“William Bennett’s depiction of Niagara Falls from under the towering Table Rock is even more dramatic than his companion view from Prospect Point [Item 363]. The splendor of the primeval wilderness that most Europeans associated with the virgin land of America is here forcibly communicated at a range close enough to inspire awe in the viewer. Though figures are included in the scene to project a sense of scale, the pronounced focus is on the ever-changing, nonfigural drama of nature’s primal elements: water, air, sky, clouds, and rocks. Each is presented with an overwhelming power of its own, unified in a radiant composition that underscores the mysterious harmony of the natural world.

Bennett’s original rendering for the aquatint was in the medium of watercolor. He exhibited it at the National Academy of Design in 1829 (the year that marked his full membership in the academy) along with three other of his creations: a view of New York and two landscapes near the Bay of Naples . The Italian views, made abroad while Bennett was still a resident of his native England, came to America with the artist in 1826. Bennett’s application to exhibit the Niagara view is accompanied by the notation that is “One of a series of Views of the Falls, Publishing by H. I. Megarey, Esq.” Bennett made a double set of views of Niagara, which were rendered in aquatint. The dates for the first set were established by Richard J. Koke, whose Checklist provides interesting details regarding the execution of the two aquatints. The aquatints for the second set were issued in 1830. All were published under the imprint of Henry Megarey.”
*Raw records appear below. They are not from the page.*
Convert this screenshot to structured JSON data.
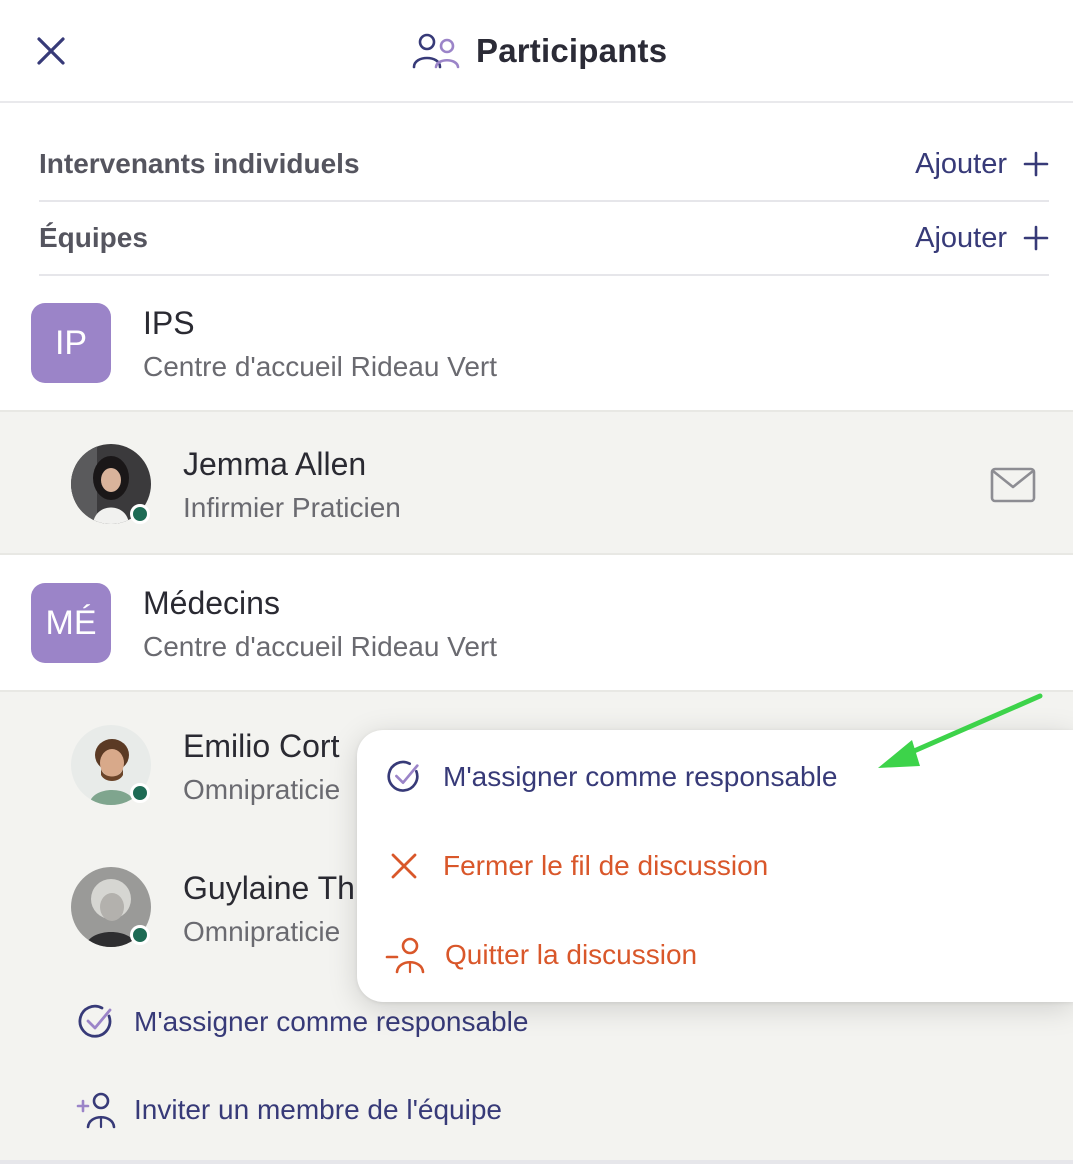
{
  "header": {
    "title": "Participants"
  },
  "sections": {
    "individuals": {
      "label": "Intervenants individuels",
      "add_label": "Ajouter"
    },
    "teams": {
      "label": "Équipes",
      "add_label": "Ajouter"
    }
  },
  "teams": [
    {
      "initials": "IP",
      "name": "IPS",
      "location": "Centre d'accueil Rideau Vert",
      "members": [
        {
          "name": "Jemma Allen",
          "role": "Infirmier Praticien"
        }
      ]
    },
    {
      "initials": "MÉ",
      "name": "Médecins",
      "location": "Centre d'accueil Rideau Vert",
      "members": [
        {
          "name": "Emilio Cort",
          "role": "Omnipraticie"
        },
        {
          "name": "Guylaine Th",
          "role": "Omnipraticie"
        }
      ],
      "actions": {
        "assign": "M'assigner comme responsable",
        "invite": "Inviter un membre de l'équipe"
      }
    }
  ],
  "context_menu": {
    "items": [
      {
        "label": "M'assigner comme responsable",
        "icon": "check-circle-icon"
      },
      {
        "label": "Fermer le fil de discussion",
        "icon": "close-icon"
      },
      {
        "label": "Quitter la discussion",
        "icon": "leave-person-icon"
      }
    ]
  },
  "colors": {
    "accent": "#373a78",
    "danger": "#d9572a",
    "team_badge": "#9b84c8",
    "online": "#1e6b55",
    "annotation_arrow": "#3dd34a"
  }
}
William James Bennett was born in England and was a member of the Associated Artists in Water-Colours in 1808, exhibiting at the British Water-Colour Society and other London galleries until 1825. He emigrated to New York by 1826 as a painter of watercolor landscapes and an aquatint engraver. Elected a full member of the American National Academy of Design in the late 1820s, he also served for many years as its curator.

John Hill began his career as an aquatint engraver of landscapes in his native London, publishing a series of views after the paintings of J.M.W. Turner and others. He emigrated to the U.S. in 1816 and continued engraving for the next 20 years, first in Philadelphia and later in New York . He is best known for The Landscape Album, a series of large aquatints of American landscapes, after the paintings by Joshua Shaw, and Hudson River Portfolio after paintings by W.G. Wall. His son and grandson, John William Hill and John Henry Hill, were also noted landscape painters.

Condition: Generally very good with overall light toning and wear. Very faint toning marks from former matting. Left margin with what apparently is binders stitch holes from a former binding, thought the print was separately issued. Left and right sides of plate mark apparently trimmed when bound. Short marginal tear in left margin.


Deák, Gloria Gilda. Picturing America. Princeton University Press, Princeton, N. J.: 1988, Item 364, page 246.

Fielding, Mantle. Dictionary of American Painters, Sculptors and Engravers. Green Farms, Connecticut: Modern Books and Crafts, 1926, rev. ed. 1974. (re: Bennett, p. 26; Hill, p. 169).

Additional information


19th Century